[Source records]
= Beginning of Section =
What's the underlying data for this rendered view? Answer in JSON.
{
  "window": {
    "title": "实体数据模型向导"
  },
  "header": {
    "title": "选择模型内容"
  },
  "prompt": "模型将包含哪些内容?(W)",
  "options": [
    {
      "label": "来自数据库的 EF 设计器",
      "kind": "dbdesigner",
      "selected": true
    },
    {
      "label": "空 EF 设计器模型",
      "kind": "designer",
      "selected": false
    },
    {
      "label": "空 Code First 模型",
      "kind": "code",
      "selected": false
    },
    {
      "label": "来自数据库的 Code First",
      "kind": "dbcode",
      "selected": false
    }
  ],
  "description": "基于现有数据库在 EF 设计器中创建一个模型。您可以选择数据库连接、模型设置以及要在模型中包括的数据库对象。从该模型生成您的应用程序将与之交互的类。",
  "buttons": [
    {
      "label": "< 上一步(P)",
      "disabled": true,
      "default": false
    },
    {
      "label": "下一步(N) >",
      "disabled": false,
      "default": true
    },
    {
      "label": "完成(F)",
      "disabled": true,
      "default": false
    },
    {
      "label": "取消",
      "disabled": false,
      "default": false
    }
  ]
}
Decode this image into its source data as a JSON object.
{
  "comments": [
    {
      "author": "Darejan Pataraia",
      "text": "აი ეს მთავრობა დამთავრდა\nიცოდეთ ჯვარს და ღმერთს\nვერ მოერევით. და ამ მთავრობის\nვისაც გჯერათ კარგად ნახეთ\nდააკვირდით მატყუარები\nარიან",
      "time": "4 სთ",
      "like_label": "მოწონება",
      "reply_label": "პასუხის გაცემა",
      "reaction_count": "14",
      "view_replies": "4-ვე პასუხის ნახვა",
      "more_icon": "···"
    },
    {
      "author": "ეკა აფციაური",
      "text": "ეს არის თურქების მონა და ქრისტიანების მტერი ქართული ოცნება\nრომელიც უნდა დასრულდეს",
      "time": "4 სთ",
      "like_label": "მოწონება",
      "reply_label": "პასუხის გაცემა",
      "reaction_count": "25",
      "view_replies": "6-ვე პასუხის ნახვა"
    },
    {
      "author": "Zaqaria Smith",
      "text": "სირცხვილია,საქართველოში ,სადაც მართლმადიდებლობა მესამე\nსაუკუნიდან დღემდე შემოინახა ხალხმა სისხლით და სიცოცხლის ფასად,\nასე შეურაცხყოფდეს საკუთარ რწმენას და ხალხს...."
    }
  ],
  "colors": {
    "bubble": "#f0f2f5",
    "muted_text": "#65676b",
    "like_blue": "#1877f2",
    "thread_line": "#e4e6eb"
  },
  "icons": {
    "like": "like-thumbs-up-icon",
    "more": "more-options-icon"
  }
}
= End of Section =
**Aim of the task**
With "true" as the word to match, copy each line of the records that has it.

**Exercise response**
      "selected": true
      "disabled": true,
      "default": true
      "disabled": true,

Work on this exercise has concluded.